(I know you were kidding; I simply saw an opportunity to blather on about myself and reminisce, and I grabbed it like any nostalgia freak has the duty to do.)
--Nancy

Re: i.e. the floor

Nancy S. on 3/26/00 at 00:00 (017851)

Alan, I want to try this top-of-the-floot (I mean foot) exercise. But I haven't done anything of the sort before, and don't want to do anything foolish like going for immediate cure-all with that twist/stretch the ungodly osteopath told me to do, leading to a major pity party. So do you have any recommendation about how hard to press and how long to press, for a beginner at it like me? --Nancy

Re: i.e. the floor

alan k on 3/27/00 at 00:00 (017867)

This does not involve the heel hotspot so it should be okay. Would you mind describing precisely the thing the oseopath did which was not good?

Of course with training you have to take some chances but since this does not involve the heel or calf I don't see how it could effect you negatively. I would recommend pressing on a carpet rather than a hard floor, for comfort and relaxation sake.

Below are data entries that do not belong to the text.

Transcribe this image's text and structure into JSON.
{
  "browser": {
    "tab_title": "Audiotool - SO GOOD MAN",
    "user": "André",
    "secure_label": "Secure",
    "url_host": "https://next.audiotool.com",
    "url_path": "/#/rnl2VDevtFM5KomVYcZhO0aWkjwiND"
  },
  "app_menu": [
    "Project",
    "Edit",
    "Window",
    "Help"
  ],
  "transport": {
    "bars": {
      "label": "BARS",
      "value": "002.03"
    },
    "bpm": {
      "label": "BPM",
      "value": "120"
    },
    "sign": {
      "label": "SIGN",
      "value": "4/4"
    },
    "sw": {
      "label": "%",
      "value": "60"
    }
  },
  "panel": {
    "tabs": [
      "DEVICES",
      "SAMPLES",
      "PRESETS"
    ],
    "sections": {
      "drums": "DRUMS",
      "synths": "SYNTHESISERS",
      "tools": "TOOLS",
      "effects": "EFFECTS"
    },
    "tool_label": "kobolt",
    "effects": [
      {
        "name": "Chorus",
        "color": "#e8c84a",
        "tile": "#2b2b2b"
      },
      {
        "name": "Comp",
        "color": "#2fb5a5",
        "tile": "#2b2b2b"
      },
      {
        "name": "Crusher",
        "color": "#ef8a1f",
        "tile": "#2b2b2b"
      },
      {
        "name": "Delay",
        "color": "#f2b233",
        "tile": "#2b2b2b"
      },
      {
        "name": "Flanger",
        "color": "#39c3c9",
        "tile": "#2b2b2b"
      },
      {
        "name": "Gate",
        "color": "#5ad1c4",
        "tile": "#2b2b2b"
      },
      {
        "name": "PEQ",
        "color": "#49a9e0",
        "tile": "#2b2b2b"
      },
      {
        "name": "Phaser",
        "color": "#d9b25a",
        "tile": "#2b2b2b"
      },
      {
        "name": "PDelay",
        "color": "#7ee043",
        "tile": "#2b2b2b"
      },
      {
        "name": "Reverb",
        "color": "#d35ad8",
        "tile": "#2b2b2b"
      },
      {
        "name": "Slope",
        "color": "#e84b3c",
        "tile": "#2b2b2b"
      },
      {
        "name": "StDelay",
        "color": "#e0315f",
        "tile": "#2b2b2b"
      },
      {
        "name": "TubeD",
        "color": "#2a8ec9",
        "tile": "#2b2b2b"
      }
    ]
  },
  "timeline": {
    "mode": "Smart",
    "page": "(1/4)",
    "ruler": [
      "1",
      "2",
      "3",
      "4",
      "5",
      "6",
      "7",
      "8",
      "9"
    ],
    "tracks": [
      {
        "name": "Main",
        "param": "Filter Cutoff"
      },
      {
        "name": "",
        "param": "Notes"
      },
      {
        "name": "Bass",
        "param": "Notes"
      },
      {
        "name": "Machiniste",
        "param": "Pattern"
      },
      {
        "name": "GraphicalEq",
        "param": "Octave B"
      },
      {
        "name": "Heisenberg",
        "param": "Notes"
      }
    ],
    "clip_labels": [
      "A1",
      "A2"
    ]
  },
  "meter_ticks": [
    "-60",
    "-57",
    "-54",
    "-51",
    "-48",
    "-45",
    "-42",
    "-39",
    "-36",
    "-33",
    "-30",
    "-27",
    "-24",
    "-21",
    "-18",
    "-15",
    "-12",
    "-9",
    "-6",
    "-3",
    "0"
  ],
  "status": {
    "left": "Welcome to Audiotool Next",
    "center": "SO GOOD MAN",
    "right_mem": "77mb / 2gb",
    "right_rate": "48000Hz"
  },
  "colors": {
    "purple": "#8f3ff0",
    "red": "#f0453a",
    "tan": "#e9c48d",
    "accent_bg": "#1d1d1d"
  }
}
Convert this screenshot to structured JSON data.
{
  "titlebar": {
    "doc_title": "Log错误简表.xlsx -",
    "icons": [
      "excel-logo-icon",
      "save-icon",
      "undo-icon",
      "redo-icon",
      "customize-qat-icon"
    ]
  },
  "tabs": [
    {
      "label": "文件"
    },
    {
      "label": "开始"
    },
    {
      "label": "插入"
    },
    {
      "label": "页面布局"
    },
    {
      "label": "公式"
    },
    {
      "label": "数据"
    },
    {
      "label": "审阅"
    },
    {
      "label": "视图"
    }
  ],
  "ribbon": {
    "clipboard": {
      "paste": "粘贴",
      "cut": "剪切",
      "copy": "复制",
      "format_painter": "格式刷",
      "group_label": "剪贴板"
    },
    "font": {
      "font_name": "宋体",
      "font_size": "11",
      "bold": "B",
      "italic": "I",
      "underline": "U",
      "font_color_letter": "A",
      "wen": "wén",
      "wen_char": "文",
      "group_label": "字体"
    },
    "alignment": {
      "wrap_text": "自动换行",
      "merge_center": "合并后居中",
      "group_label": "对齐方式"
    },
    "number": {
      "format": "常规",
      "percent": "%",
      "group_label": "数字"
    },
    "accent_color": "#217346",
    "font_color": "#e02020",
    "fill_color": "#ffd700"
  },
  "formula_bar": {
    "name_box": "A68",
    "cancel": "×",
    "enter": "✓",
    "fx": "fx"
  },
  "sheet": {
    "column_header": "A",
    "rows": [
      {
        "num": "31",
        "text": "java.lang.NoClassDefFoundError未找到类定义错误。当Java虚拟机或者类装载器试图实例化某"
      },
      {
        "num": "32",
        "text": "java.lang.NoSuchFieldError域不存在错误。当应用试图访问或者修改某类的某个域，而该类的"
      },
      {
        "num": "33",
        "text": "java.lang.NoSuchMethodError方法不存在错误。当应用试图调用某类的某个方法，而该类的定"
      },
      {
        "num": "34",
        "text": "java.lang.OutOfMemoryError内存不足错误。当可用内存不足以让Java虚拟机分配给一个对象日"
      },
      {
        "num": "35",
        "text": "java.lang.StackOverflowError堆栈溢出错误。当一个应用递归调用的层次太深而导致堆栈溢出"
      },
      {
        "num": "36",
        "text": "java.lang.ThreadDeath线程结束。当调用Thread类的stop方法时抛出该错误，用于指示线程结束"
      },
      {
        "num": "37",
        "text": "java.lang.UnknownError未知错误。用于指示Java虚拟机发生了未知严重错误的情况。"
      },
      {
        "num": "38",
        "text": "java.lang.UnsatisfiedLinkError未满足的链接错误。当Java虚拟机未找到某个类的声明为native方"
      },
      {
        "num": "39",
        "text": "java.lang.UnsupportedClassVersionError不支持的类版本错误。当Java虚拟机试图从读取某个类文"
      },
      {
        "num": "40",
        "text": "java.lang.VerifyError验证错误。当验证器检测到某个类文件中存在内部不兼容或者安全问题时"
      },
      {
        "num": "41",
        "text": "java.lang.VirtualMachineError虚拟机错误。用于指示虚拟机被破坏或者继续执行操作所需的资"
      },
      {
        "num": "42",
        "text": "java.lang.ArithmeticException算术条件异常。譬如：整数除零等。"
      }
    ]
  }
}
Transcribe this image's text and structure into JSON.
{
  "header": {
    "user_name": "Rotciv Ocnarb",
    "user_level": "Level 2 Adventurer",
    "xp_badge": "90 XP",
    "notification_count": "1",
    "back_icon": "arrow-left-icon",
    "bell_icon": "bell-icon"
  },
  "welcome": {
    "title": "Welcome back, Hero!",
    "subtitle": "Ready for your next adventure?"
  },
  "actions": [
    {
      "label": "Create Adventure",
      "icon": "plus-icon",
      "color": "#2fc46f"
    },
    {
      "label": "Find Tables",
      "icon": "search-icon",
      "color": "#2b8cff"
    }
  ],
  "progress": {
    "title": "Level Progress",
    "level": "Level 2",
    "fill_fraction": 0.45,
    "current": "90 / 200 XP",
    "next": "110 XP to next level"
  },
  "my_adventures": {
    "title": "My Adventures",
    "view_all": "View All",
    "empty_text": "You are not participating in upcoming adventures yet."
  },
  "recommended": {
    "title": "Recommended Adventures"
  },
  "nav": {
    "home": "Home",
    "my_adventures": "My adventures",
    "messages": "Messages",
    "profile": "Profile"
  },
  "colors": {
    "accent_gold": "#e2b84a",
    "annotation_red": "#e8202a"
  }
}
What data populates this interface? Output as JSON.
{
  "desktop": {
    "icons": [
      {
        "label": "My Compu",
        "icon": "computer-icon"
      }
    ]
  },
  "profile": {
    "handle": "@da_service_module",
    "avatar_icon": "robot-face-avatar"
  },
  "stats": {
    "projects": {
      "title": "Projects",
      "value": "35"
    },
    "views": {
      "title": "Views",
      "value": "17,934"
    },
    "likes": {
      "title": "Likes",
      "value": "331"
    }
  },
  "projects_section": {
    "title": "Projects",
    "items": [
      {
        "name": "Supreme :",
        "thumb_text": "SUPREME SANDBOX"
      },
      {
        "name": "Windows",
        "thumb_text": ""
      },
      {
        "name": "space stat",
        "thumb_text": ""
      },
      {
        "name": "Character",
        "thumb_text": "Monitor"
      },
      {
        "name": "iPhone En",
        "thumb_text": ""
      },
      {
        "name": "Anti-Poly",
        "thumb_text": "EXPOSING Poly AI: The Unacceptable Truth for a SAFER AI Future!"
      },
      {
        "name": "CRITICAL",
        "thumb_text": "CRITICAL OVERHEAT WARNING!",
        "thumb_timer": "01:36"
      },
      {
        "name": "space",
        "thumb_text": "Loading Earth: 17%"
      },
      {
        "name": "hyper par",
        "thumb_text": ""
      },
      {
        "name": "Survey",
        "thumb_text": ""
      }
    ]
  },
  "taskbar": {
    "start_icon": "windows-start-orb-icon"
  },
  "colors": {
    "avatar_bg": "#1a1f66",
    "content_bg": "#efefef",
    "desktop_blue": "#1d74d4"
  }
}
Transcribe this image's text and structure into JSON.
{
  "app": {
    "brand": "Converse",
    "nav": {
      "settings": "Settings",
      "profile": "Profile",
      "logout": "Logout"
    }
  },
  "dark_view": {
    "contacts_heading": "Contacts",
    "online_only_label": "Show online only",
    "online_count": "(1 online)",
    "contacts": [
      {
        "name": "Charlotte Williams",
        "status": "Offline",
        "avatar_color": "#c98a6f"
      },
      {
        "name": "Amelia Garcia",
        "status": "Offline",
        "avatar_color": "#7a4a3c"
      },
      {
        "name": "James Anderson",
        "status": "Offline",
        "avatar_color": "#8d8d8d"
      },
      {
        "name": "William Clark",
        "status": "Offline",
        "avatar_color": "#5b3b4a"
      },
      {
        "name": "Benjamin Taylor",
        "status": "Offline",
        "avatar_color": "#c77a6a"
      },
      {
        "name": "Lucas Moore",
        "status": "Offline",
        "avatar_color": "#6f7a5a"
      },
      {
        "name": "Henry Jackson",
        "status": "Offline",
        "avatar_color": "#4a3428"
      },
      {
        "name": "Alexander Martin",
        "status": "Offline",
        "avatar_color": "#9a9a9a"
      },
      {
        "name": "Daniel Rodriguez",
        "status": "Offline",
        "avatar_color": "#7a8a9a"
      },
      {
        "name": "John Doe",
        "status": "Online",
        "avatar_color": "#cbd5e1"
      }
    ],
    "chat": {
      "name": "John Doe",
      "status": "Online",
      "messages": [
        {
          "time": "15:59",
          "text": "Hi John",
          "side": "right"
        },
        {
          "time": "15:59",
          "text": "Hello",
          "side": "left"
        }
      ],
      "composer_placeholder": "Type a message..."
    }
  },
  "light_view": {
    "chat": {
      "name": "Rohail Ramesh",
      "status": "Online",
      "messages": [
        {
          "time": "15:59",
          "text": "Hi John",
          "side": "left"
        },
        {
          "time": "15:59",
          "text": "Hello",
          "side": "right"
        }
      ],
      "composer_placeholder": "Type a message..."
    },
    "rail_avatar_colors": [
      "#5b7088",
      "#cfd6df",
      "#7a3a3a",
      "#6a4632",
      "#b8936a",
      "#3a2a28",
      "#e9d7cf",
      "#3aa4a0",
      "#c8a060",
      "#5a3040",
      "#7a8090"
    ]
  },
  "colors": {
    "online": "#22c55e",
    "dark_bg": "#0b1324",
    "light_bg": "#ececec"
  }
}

You should press in 2-3 second intervals until you feel a little burning (should be on top of foot not bottom). Then sit down hold foot in one hand other on ankle and gently pull the top of the foot back (like pointing it) to stretch the muscles that have been contracting in the exercise. Then massage by running your fingers through the 'channels' between the tendons. That should feel good.

(and I was only kidding about looking/reading into your past)

alan k


Re: i.e. the floor

Nancy S. on 3/27/00 at 00:00 (017889)

Thanks for the details, Alan. I'm going to try this tomorrow, sounds like it should be fine.
The osteopath told me to do this: take my PF foot in both hands, one hand cupping the heel and the other gripping around the ball/toes of the foot. Then I was to pull the heel in one direction (left or right) and sort of up, while pushing the ball/toes in the other direction and sort of down -- amounting to sort of a twisting stretch of the fascia. As soon as I did this, I found myself in a 2- to 3-week setback. (At the time I thought it might be a months-long setback; it was lousy and scary.)
(I know you were kidding; I simply saw an opportunity to blather on about myself and reminisce, and I grabbed it like any nostalgia freak has the duty to do.)
--Nancy